Each line of the data must be given back verbatim, with pictures removed.
===== RECORD EXCERPTS
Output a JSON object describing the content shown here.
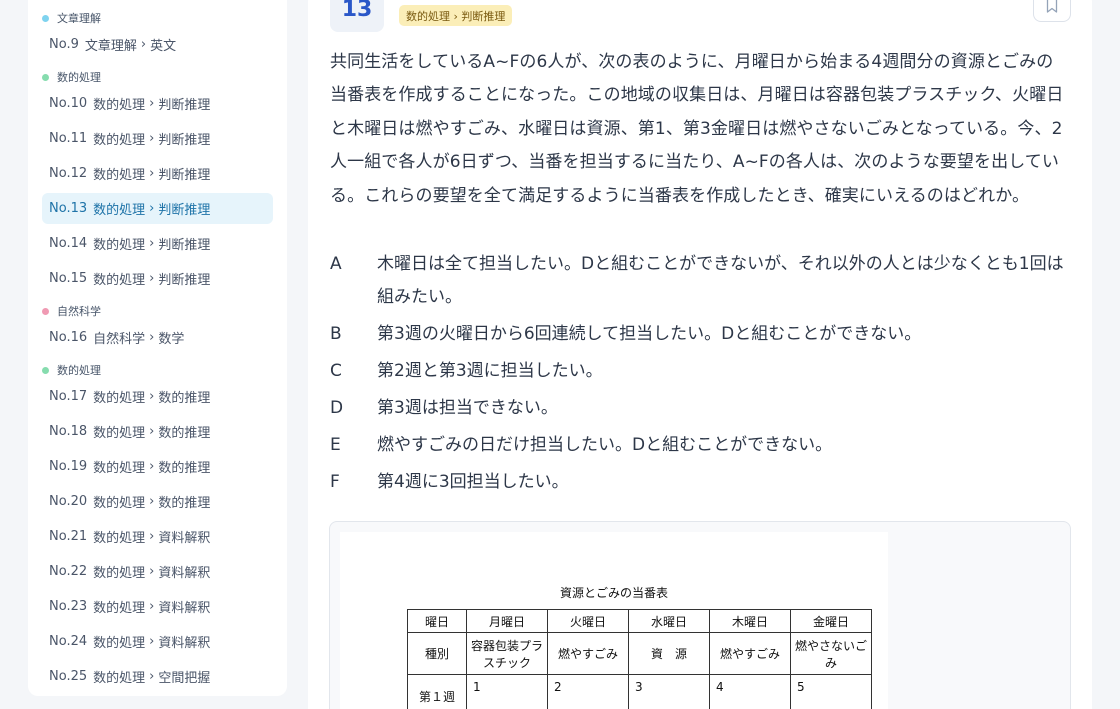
{
  "sidebar": {
    "groups": [
      {
        "label": "文章理解",
        "color": "#7fd3ef",
        "items": [
          {
            "num": "No.9",
            "cat": "文章理解",
            "sub": "英文",
            "active": false
          }
        ]
      },
      {
        "label": "数的処理",
        "color": "#86dcae",
        "items": [
          {
            "num": "No.10",
            "cat": "数的処理",
            "sub": "判断推理",
            "active": false
          },
          {
            "num": "No.11",
            "cat": "数的処理",
            "sub": "判断推理",
            "active": false
          },
          {
            "num": "No.12",
            "cat": "数的処理",
            "sub": "判断推理",
            "active": false
          },
          {
            "num": "No.13",
            "cat": "数的処理",
            "sub": "判断推理",
            "active": true
          },
          {
            "num": "No.14",
            "cat": "数的処理",
            "sub": "判断推理",
            "active": false
          },
          {
            "num": "No.15",
            "cat": "数的処理",
            "sub": "判断推理",
            "active": false
          }
        ]
      },
      {
        "label": "自然科学",
        "color": "#f09ab3",
        "items": [
          {
            "num": "No.16",
            "cat": "自然科学",
            "sub": "数学",
            "active": false
          }
        ]
      },
      {
        "label": "数的処理",
        "color": "#86dcae",
        "items": [
          {
            "num": "No.17",
            "cat": "数的処理",
            "sub": "数的推理",
            "active": false
          },
          {
            "num": "No.18",
            "cat": "数的処理",
            "sub": "数的推理",
            "active": false
          },
          {
            "num": "No.19",
            "cat": "数的処理",
            "sub": "数的推理",
            "active": false
          },
          {
            "num": "No.20",
            "cat": "数的処理",
            "sub": "数的推理",
            "active": false
          },
          {
            "num": "No.21",
            "cat": "数的処理",
            "sub": "資料解釈",
            "active": false
          },
          {
            "num": "No.22",
            "cat": "数的処理",
            "sub": "資料解釈",
            "active": false
          },
          {
            "num": "No.23",
            "cat": "数的処理",
            "sub": "資料解釈",
            "active": false
          },
          {
            "num": "No.24",
            "cat": "数的処理",
            "sub": "資料解釈",
            "active": false
          },
          {
            "num": "No.25",
            "cat": "数的処理",
            "sub": "空間把握",
            "active": false
          }
        ]
      }
    ]
  },
  "question": {
    "number": "13",
    "tag": "数的処理 › 判断推理",
    "bookmark_icon": "bookmark-icon",
    "text": "共同生活をしているA~Fの6人が、次の表のように、月曜日から始まる4週間分の資源とごみの当番表を作成することになった。この地域の収集日は、月曜日は容器包装プラスチック、火曜日と木曜日は燃やすごみ、水曜日は資源、第1、第3金曜日は燃やさないごみとなっている。今、2人一組で各人が6日ずつ、当番を担当するに当たり、A~Fの各人は、次のような要望を出している。これらの要望を全て満足するように当番表を作成したとき、確実にいえるのはどれか。",
    "options": [
      {
        "letter": "A",
        "text": "木曜日は全て担当したい。Dと組むことができないが、それ以外の人とは少なくとも1回は組みたい。"
      },
      {
        "letter": "B",
        "text": "第3週の火曜日から6回連続して担当したい。Dと組むことができない。"
      },
      {
        "letter": "C",
        "text": "第2週と第3週に担当したい。"
      },
      {
        "letter": "D",
        "text": "第3週は担当できない。"
      },
      {
        "letter": "E",
        "text": "燃やすごみの日だけ担当したい。Dと組むことができない。"
      },
      {
        "letter": "F",
        "text": "第4週に3回担当したい。"
      }
    ]
  },
  "figure": {
    "title": "資源とごみの当番表",
    "header": [
      "曜日",
      "月曜日",
      "火曜日",
      "水曜日",
      "木曜日",
      "金曜日"
    ],
    "types": [
      "種別",
      "容器包装プラスチック",
      "燃やすごみ",
      "資　源",
      "燃やすごみ",
      "燃やさないごみ"
    ],
    "week1": [
      "第１週",
      "1",
      "2",
      "3",
      "4",
      "5"
    ]
  }
}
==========
◆ RESPONSE BELOW
Output a JSON object describing the content shown here.
{
  "sidebar": {
    "groups": [
      {
        "label": "文章理解",
        "color": "#7fd3ef",
        "items": [
          {
            "num": "No.9",
            "cat": "文章理解",
            "sub": "英文",
            "active": false
          }
        ]
      },
      {
        "label": "数的処理",
        "color": "#86dcae",
        "items": [
          {
            "num": "No.10",
            "cat": "数的処理",
            "sub": "判断推理",
            "active": false
          },
          {
            "num": "No.11",
            "cat": "数的処理",
            "sub": "判断推理",
            "active": false
          },
          {
            "num": "No.12",
            "cat": "数的処理",
            "sub": "判断推理",
            "active": false
          },
          {
            "num": "No.13",
            "cat": "数的処理",
            "sub": "判断推理",
            "active": true
          },
          {
            "num": "No.14",
            "cat": "数的処理",
            "sub": "判断推理",
            "active": false
          },
          {
            "num": "No.15",
            "cat": "数的処理",
            "sub": "判断推理",
            "active": false
          }
        ]
      },
      {
        "label": "自然科学",
        "color": "#f09ab3",
        "items": [
          {
            "num": "No.16",
            "cat": "自然科学",
            "sub": "数学",
            "active": false
          }
        ]
      },
      {
        "label": "数的処理",
        "color": "#86dcae",
        "items": [
          {
            "num": "No.17",
            "cat": "数的処理",
            "sub": "数的推理",
            "active": false
          },
          {
            "num": "No.18",
            "cat": "数的処理",
            "sub": "数的推理",
            "active": false
          },
          {
            "num": "No.19",
            "cat": "数的処理",
            "sub": "数的推理",
            "active": false
          },
          {
            "num": "No.20",
            "cat": "数的処理",
            "sub": "数的推理",
            "active": false
          },
          {
            "num": "No.21",
            "cat": "数的処理",
            "sub": "資料解釈",
            "active": false
          },
          {
            "num": "No.22",
            "cat": "数的処理",
            "sub": "資料解釈",
            "active": false
          },
          {
            "num": "No.23",
            "cat": "数的処理",
            "sub": "資料解釈",
            "active": false
          },
          {
            "num": "No.24",
            "cat": "数的処理",
            "sub": "資料解釈",
            "active": false
          },
          {
            "num": "No.25",
            "cat": "数的処理",
            "sub": "空間把握",
            "active": false
          }
        ]
      }
    ]
  },
  "question": {
    "number": "13",
    "tag": "数的処理 › 判断推理",
    "bookmark_icon": "bookmark-icon",
    "text": "共同生活をしているA~Fの6人が、次の表のように、月曜日から始まる4週間分の資源とごみの当番表を作成することになった。この地域の収集日は、月曜日は容器包装プラスチック、火曜日と木曜日は燃やすごみ、水曜日は資源、第1、第3金曜日は燃やさないごみとなっている。今、2人一組で各人が6日ずつ、当番を担当するに当たり、A~Fの各人は、次のような要望を出している。これらの要望を全て満足するように当番表を作成したとき、確実にいえるのはどれか。",
    "options": [
      {
        "letter": "A",
        "text": "木曜日は全て担当したい。Dと組むことができないが、それ以外の人とは少なくとも1回は組みたい。"
      },
      {
        "letter": "B",
        "text": "第3週の火曜日から6回連続して担当したい。Dと組むことができない。"
      },
      {
        "letter": "C",
        "text": "第2週と第3週に担当したい。"
      },
      {
        "letter": "D",
        "text": "第3週は担当できない。"
      },
      {
        "letter": "E",
        "text": "燃やすごみの日だけ担当したい。Dと組むことができない。"
      },
      {
        "letter": "F",
        "text": "第4週に3回担当したい。"
      }
    ]
  },
  "figure": {
    "title": "資源とごみの当番表",
    "header": [
      "曜日",
      "月曜日",
      "火曜日",
      "水曜日",
      "木曜日",
      "金曜日"
    ],
    "types": [
      "種別",
      "容器包装プラスチック",
      "燃やすごみ",
      "資　源",
      "燃やすごみ",
      "燃やさないごみ"
    ],
    "week1": [
      "第１週",
      "1",
      "2",
      "3",
      "4",
      "5"
    ]
  }
}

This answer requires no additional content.